Exercise requirements: Retype the data below in full, keeping every character as it is.

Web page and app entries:
■ ■ ■ ■ ■ ■ ■

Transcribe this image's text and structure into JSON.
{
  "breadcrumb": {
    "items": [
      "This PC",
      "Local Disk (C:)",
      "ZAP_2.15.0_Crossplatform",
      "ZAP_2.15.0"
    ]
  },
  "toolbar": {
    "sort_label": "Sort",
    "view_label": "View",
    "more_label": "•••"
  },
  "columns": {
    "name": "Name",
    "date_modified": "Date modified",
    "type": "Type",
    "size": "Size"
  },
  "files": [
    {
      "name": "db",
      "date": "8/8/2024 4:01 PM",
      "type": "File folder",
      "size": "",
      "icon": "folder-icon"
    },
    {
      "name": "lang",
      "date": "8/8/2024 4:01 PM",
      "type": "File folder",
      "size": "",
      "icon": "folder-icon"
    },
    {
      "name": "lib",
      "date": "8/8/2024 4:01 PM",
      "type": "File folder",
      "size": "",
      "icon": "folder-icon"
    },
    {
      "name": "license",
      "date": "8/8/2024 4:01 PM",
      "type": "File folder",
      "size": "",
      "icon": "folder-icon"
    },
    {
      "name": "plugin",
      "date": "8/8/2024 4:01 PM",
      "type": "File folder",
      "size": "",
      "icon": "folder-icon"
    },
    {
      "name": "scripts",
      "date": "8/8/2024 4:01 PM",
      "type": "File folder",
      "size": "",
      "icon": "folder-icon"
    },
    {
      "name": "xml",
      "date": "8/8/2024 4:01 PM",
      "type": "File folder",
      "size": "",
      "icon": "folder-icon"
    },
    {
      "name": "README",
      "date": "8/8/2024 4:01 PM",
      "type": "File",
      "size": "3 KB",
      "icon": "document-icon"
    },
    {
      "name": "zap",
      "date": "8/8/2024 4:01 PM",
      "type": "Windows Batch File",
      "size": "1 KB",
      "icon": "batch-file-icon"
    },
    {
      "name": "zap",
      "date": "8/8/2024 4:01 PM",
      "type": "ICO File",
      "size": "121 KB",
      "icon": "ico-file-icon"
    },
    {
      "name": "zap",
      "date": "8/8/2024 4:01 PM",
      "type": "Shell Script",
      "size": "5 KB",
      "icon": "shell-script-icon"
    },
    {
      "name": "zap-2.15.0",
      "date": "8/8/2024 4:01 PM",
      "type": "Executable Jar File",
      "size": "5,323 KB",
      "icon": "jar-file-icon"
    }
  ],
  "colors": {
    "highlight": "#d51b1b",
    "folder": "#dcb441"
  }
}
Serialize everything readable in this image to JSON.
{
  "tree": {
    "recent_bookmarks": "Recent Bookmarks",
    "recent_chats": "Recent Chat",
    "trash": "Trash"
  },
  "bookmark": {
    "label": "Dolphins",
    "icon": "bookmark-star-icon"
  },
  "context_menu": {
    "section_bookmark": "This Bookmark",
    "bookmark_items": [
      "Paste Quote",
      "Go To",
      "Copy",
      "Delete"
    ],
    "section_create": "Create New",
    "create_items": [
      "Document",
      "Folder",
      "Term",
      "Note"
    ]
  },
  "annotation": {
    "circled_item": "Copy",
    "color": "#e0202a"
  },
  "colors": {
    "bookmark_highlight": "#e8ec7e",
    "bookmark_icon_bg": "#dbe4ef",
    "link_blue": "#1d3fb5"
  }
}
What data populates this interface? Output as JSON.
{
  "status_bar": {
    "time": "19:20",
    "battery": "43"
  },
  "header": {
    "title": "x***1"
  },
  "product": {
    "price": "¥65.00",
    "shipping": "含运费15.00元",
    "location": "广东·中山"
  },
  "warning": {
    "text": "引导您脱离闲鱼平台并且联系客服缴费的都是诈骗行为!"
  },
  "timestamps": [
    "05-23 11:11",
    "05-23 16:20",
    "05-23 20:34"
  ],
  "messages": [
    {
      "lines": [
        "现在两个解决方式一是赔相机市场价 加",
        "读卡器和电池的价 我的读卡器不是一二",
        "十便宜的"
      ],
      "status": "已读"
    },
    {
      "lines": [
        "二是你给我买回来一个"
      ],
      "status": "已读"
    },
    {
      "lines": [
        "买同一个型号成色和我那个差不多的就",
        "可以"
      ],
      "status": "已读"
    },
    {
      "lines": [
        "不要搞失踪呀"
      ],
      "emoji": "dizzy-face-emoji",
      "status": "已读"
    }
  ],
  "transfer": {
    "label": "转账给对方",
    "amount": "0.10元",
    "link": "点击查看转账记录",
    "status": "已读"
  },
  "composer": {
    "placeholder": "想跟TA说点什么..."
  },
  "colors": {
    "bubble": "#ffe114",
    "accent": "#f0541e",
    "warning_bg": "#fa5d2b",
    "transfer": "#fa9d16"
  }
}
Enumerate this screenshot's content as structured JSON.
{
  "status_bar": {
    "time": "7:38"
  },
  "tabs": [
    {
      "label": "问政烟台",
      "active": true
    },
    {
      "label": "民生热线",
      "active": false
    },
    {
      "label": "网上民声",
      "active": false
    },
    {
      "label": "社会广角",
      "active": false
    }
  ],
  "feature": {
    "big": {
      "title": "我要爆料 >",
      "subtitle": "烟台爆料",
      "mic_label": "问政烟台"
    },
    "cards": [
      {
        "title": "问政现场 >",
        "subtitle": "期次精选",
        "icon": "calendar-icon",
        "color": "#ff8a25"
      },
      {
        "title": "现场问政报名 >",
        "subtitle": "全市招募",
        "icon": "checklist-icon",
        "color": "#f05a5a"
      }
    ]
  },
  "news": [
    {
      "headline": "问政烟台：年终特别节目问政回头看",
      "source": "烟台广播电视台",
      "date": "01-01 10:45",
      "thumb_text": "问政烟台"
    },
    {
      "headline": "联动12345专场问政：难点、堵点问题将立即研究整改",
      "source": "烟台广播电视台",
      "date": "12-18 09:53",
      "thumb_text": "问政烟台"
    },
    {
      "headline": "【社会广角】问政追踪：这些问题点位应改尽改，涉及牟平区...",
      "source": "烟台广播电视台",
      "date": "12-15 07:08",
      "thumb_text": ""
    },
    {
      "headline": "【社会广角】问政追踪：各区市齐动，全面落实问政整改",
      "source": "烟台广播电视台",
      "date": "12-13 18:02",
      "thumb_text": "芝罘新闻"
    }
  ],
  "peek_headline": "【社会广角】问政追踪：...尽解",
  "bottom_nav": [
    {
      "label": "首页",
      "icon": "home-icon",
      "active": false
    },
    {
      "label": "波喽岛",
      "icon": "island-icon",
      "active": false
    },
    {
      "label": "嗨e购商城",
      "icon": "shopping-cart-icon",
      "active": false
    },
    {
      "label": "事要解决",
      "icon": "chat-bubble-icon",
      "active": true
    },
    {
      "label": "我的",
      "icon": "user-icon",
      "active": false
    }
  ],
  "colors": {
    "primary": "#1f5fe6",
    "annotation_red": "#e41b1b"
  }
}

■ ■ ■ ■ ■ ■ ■

Solution for this task:
Transcribe this image's text and structure into JSON.
{
  "breadcrumb": {
    "items": [
      "This PC",
      "Local Disk (C:)",
      "ZAP_2.15.0_Crossplatform",
      "ZAP_2.15.0"
    ]
  },
  "toolbar": {
    "sort_label": "Sort",
    "view_label": "View",
    "more_label": "•••"
  },
  "columns": {
    "name": "Name",
    "date_modified": "Date modified",
    "type": "Type",
    "size": "Size"
  },
  "files": [
    {
      "name": "db",
      "date": "8/8/2024 4:01 PM",
      "type": "File folder",
      "size": "",
      "icon": "folder-icon"
    },
    {
      "name": "lang",
      "date": "8/8/2024 4:01 PM",
      "type": "File folder",
      "size": "",
      "icon": "folder-icon"
    },
    {
      "name": "lib",
      "date": "8/8/2024 4:01 PM",
      "type": "File folder",
      "size": "",
      "icon": "folder-icon"
    },
    {
      "name": "license",
      "date": "8/8/2024 4:01 PM",
      "type": "File folder",
      "size": "",
      "icon": "folder-icon"
    },
    {
      "name": "plugin",
      "date": "8/8/2024 4:01 PM",
      "type": "File folder",
      "size": "",
      "icon": "folder-icon"
    },
    {
      "name": "scripts",
      "date": "8/8/2024 4:01 PM",
      "type": "File folder",
      "size": "",
      "icon": "folder-icon"
    },
    {
      "name": "xml",
      "date": "8/8/2024 4:01 PM",
      "type": "File folder",
      "size": "",
      "icon": "folder-icon"
    },
    {
      "name": "README",
      "date": "8/8/2024 4:01 PM",
      "type": "File",
      "size": "3 KB",
      "icon": "document-icon"
    },
    {
      "name": "zap",
      "date": "8/8/2024 4:01 PM",
      "type": "Windows Batch File",
      "size": "1 KB",
      "icon": "batch-file-icon"
    },
    {
      "name": "zap",
      "date": "8/8/2024 4:01 PM",
      "type": "ICO File",
      "size": "121 KB",
      "icon": "ico-file-icon"
    },
    {
      "name": "zap",
      "date": "8/8/2024 4:01 PM",
      "type": "Shell Script",
      "size": "5 KB",
      "icon": "shell-script-icon"
    },
    {
      "name": "zap-2.15.0",
      "date": "8/8/2024 4:01 PM",
      "type": "Executable Jar File",
      "size": "5,323 KB",
      "icon": "jar-file-icon"
    }
  ],
  "colors": {
    "highlight": "#d51b1b",
    "folder": "#dcb441"
  }
}
Serialize everything readable in this image to JSON.
{
  "tree": {
    "recent_bookmarks": "Recent Bookmarks",
    "recent_chats": "Recent Chat",
    "trash": "Trash"
  },
  "bookmark": {
    "label": "Dolphins",
    "icon": "bookmark-star-icon"
  },
  "context_menu": {
    "section_bookmark": "This Bookmark",
    "bookmark_items": [
      "Paste Quote",
      "Go To",
      "Copy",
      "Delete"
    ],
    "section_create": "Create New",
    "create_items": [
      "Document",
      "Folder",
      "Term",
      "Note"
    ]
  },
  "annotation": {
    "circled_item": "Copy",
    "color": "#e0202a"
  },
  "colors": {
    "bookmark_highlight": "#e8ec7e",
    "bookmark_icon_bg": "#dbe4ef",
    "link_blue": "#1d3fb5"
  }
}
What data populates this interface? Output as JSON.
{
  "status_bar": {
    "time": "19:20",
    "battery": "43"
  },
  "header": {
    "title": "x***1"
  },
  "product": {
    "price": "¥65.00",
    "shipping": "含运费15.00元",
    "location": "广东·中山"
  },
  "warning": {
    "text": "引导您脱离闲鱼平台并且联系客服缴费的都是诈骗行为!"
  },
  "timestamps": [
    "05-23 11:11",
    "05-23 16:20",
    "05-23 20:34"
  ],
  "messages": [
    {
      "lines": [
        "现在两个解决方式一是赔相机市场价 加",
        "读卡器和电池的价 我的读卡器不是一二",
        "十便宜的"
      ],
      "status": "已读"
    },
    {
      "lines": [
        "二是你给我买回来一个"
      ],
      "status": "已读"
    },
    {
      "lines": [
        "买同一个型号成色和我那个差不多的就",
        "可以"
      ],
      "status": "已读"
    },
    {
      "lines": [
        "不要搞失踪呀"
      ],
      "emoji": "dizzy-face-emoji",
      "status": "已读"
    }
  ],
  "transfer": {
    "label": "转账给对方",
    "amount": "0.10元",
    "link": "点击查看转账记录",
    "status": "已读"
  },
  "composer": {
    "placeholder": "想跟TA说点什么..."
  },
  "colors": {
    "bubble": "#ffe114",
    "accent": "#f0541e",
    "warning_bg": "#fa5d2b",
    "transfer": "#fa9d16"
  }
}
Enumerate this screenshot's content as structured JSON.
{
  "status_bar": {
    "time": "7:38"
  },
  "tabs": [
    {
      "label": "问政烟台",
      "active": true
    },
    {
      "label": "民生热线",
      "active": false
    },
    {
      "label": "网上民声",
      "active": false
    },
    {
      "label": "社会广角",
      "active": false
    }
  ],
  "feature": {
    "big": {
      "title": "我要爆料 >",
      "subtitle": "烟台爆料",
      "mic_label": "问政烟台"
    },
    "cards": [
      {
        "title": "问政现场 >",
        "subtitle": "期次精选",
        "icon": "calendar-icon",
        "color": "#ff8a25"
      },
      {
        "title": "现场问政报名 >",
        "subtitle": "全市招募",
        "icon": "checklist-icon",
        "color": "#f05a5a"
      }
    ]
  },
  "news": [
    {
      "headline": "问政烟台：年终特别节目问政回头看",
      "source": "烟台广播电视台",
      "date": "01-01 10:45",
      "thumb_text": "问政烟台"
    },
    {
      "headline": "联动12345专场问政：难点、堵点问题将立即研究整改",
      "source": "烟台广播电视台",
      "date": "12-18 09:53",
      "thumb_text": "问政烟台"
    },
    {
      "headline": "【社会广角】问政追踪：这些问题点位应改尽改，涉及牟平区...",
      "source": "烟台广播电视台",
      "date": "12-15 07:08",
      "thumb_text": ""
    },
    {
      "headline": "【社会广角】问政追踪：各区市齐动，全面落实问政整改",
      "source": "烟台广播电视台",
      "date": "12-13 18:02",
      "thumb_text": "芝罘新闻"
    }
  ],
  "peek_headline": "【社会广角】问政追踪：...尽解",
  "bottom_nav": [
    {
      "label": "首页",
      "icon": "home-icon",
      "active": false
    },
    {
      "label": "波喽岛",
      "icon": "island-icon",
      "active": false
    },
    {
      "label": "嗨e购商城",
      "icon": "shopping-cart-icon",
      "active": false
    },
    {
      "label": "事要解决",
      "icon": "chat-bubble-icon",
      "active": true
    },
    {
      "label": "我的",
      "icon": "user-icon",
      "active": false
    }
  ],
  "colors": {
    "primary": "#1f5fe6",
    "annotation_red": "#e41b1b"
  }
}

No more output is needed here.